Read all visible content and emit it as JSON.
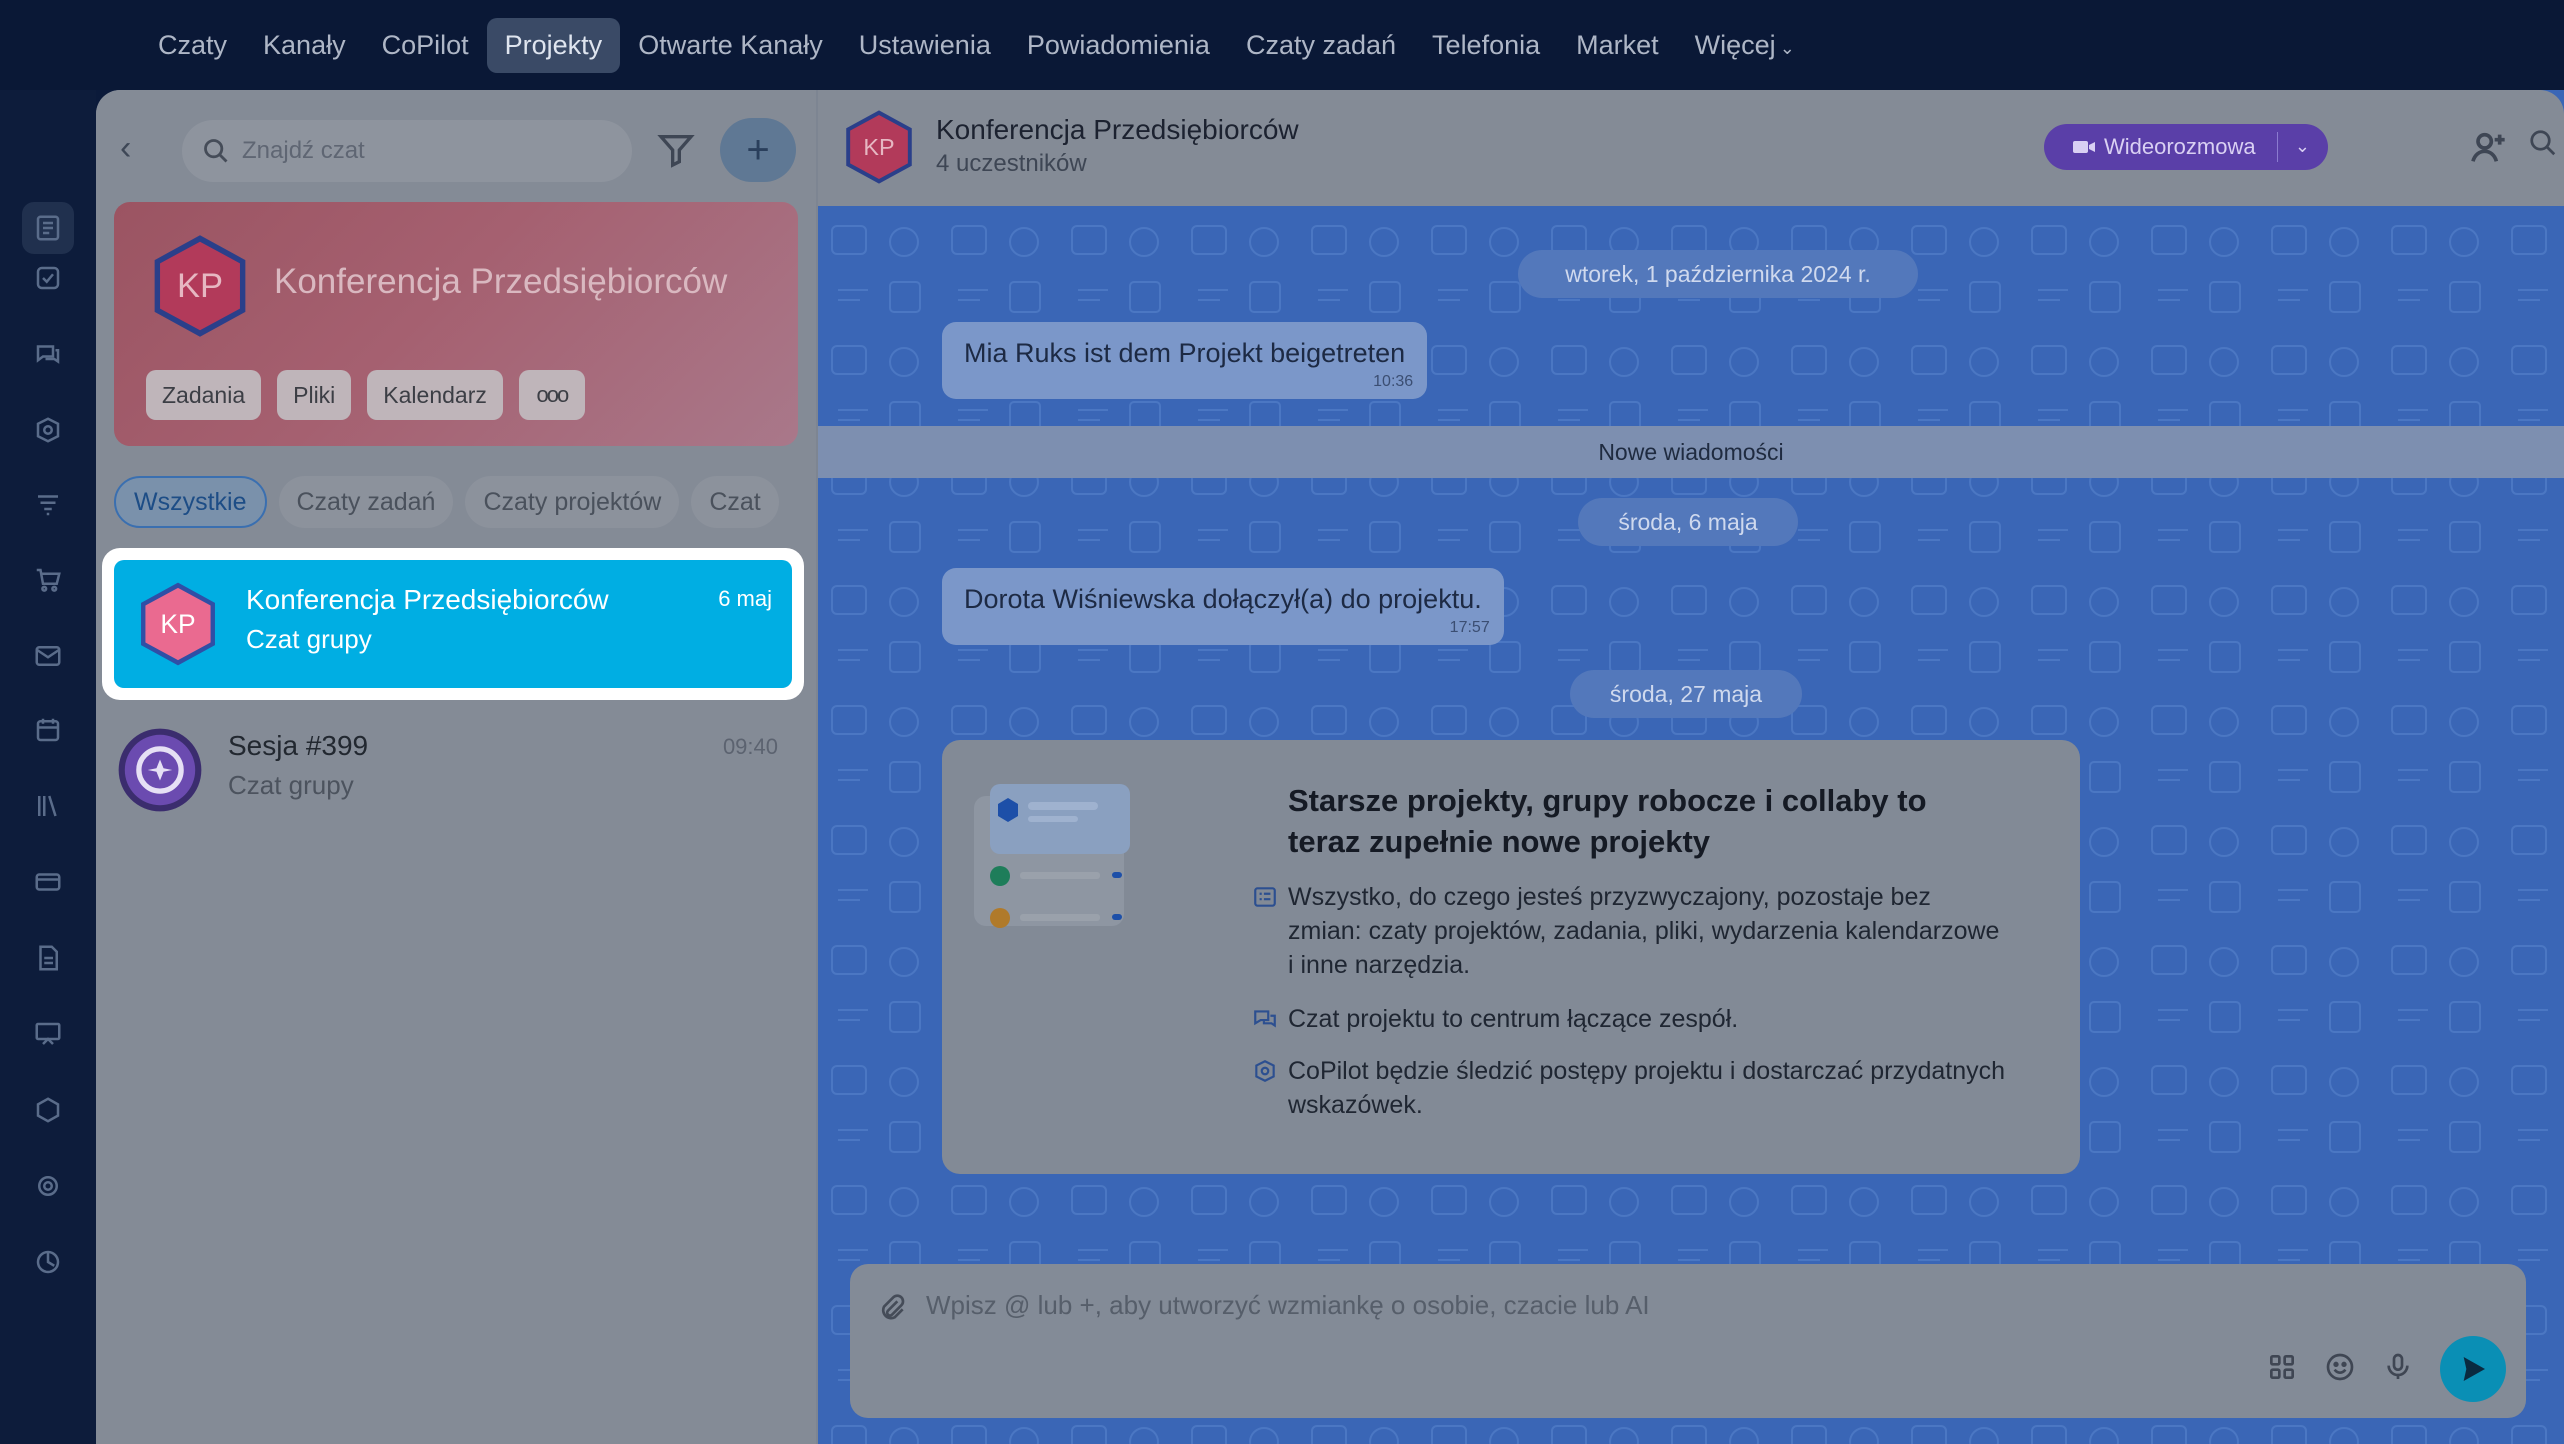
{
  "topnav": {
    "items": [
      {
        "label": "Czaty"
      },
      {
        "label": "Kanały"
      },
      {
        "label": "CoPilot"
      },
      {
        "label": "Projekty"
      },
      {
        "label": "Otwarte Kanały"
      },
      {
        "label": "Ustawienia"
      },
      {
        "label": "Powiadomienia"
      },
      {
        "label": "Czaty zadań"
      },
      {
        "label": "Telefonia"
      },
      {
        "label": "Market"
      },
      {
        "label": "Więcej"
      }
    ],
    "active_index": 3
  },
  "sidebar": {
    "search_placeholder": "Znajdź czat",
    "banner": {
      "initials": "KP",
      "title": "Konferencja Przedsiębiorców",
      "buttons": [
        "Zadania",
        "Pliki",
        "Kalendarz"
      ],
      "more": "ooo"
    },
    "filters": [
      "Wszystkie",
      "Czaty zadań",
      "Czaty projektów",
      "Czat"
    ],
    "chats": [
      {
        "initials": "KP",
        "title": "Konferencja Przedsiębiorców",
        "subtitle": "Czat grupy",
        "time": "6 maj",
        "selected": true
      },
      {
        "title": "Sesja #399",
        "subtitle": "Czat grupy",
        "time": "09:40",
        "selected": false
      }
    ]
  },
  "chat": {
    "header": {
      "initials": "KP",
      "title": "Konferencja Przedsiębiorców",
      "subtitle": "4 uczestników",
      "video_label": "Wideorozmowa"
    },
    "dates": [
      "wtorek, 1 października 2024 r.",
      "środa, 6 maja",
      "środa, 27 maja"
    ],
    "messages": [
      {
        "text": "Mia Ruks ist dem Projekt beigetreten",
        "time": "10:36"
      },
      {
        "text": "Dorota Wiśniewska dołączył(a) do projektu.",
        "time": "17:57"
      }
    ],
    "new_messages_label": "Nowe wiadomości",
    "info_card": {
      "title": "Starsze projekty, grupy robocze i collaby to teraz zupełnie nowe projekty",
      "rows": [
        "Wszystko, do czego jesteś przyzwyczajony, pozostaje bez zmian: czaty projektów, zadania, pliki, wydarzenia kalendarzowe i inne narzędzia.",
        "Czat projektu to centrum łączące zespół.",
        "CoPilot będzie śledzić postępy projektu i dostarczać przydatnych wskazówek."
      ]
    },
    "composer_placeholder": "Wpisz @ lub +, aby utworzyć wzmiankę o osobie, czacie lub AI"
  },
  "colors": {
    "accent": "#00aee3",
    "chat_bg": "#3a66b6",
    "video_button": "#5a3fa8",
    "project_avatar": "#e0527a"
  }
}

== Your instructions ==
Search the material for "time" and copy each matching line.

== Problem solution ==
        "time": "6 maj",
        "time": "09:40",
        "time": "10:36"
        "time": "17:57"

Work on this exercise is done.